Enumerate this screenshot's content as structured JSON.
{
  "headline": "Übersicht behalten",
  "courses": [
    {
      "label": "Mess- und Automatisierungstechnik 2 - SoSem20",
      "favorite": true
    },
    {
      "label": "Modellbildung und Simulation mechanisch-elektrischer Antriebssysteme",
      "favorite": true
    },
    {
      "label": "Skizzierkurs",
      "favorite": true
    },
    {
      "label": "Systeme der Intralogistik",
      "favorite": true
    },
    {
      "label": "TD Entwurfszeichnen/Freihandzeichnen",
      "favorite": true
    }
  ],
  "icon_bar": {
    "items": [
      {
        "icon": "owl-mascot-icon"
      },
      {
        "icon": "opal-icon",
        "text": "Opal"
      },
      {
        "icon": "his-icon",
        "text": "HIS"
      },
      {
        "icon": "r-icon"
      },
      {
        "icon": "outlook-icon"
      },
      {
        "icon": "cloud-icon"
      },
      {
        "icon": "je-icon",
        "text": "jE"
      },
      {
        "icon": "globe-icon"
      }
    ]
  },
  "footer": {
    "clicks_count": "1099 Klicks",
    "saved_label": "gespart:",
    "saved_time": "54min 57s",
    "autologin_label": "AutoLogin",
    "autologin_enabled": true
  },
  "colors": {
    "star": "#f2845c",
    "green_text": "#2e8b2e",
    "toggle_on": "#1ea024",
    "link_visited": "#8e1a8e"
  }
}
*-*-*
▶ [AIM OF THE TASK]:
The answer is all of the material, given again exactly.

▶ [OUTPUT]:
Enumerate this screenshot's content as structured JSON.
{
  "headline": "Übersicht behalten",
  "courses": [
    {
      "label": "Mess- und Automatisierungstechnik 2 - SoSem20",
      "favorite": true
    },
    {
      "label": "Modellbildung und Simulation mechanisch-elektrischer Antriebssysteme",
      "favorite": true
    },
    {
      "label": "Skizzierkurs",
      "favorite": true
    },
    {
      "label": "Systeme der Intralogistik",
      "favorite": true
    },
    {
      "label": "TD Entwurfszeichnen/Freihandzeichnen",
      "favorite": true
    }
  ],
  "icon_bar": {
    "items": [
      {
        "icon": "owl-mascot-icon"
      },
      {
        "icon": "opal-icon",
        "text": "Opal"
      },
      {
        "icon": "his-icon",
        "text": "HIS"
      },
      {
        "icon": "r-icon"
      },
      {
        "icon": "outlook-icon"
      },
      {
        "icon": "cloud-icon"
      },
      {
        "icon": "je-icon",
        "text": "jE"
      },
      {
        "icon": "globe-icon"
      }
    ]
  },
  "footer": {
    "clicks_count": "1099 Klicks",
    "saved_label": "gespart:",
    "saved_time": "54min 57s",
    "autologin_label": "AutoLogin",
    "autologin_enabled": true
  },
  "colors": {
    "star": "#f2845c",
    "green_text": "#2e8b2e",
    "toggle_on": "#1ea024",
    "link_visited": "#8e1a8e"
  }
}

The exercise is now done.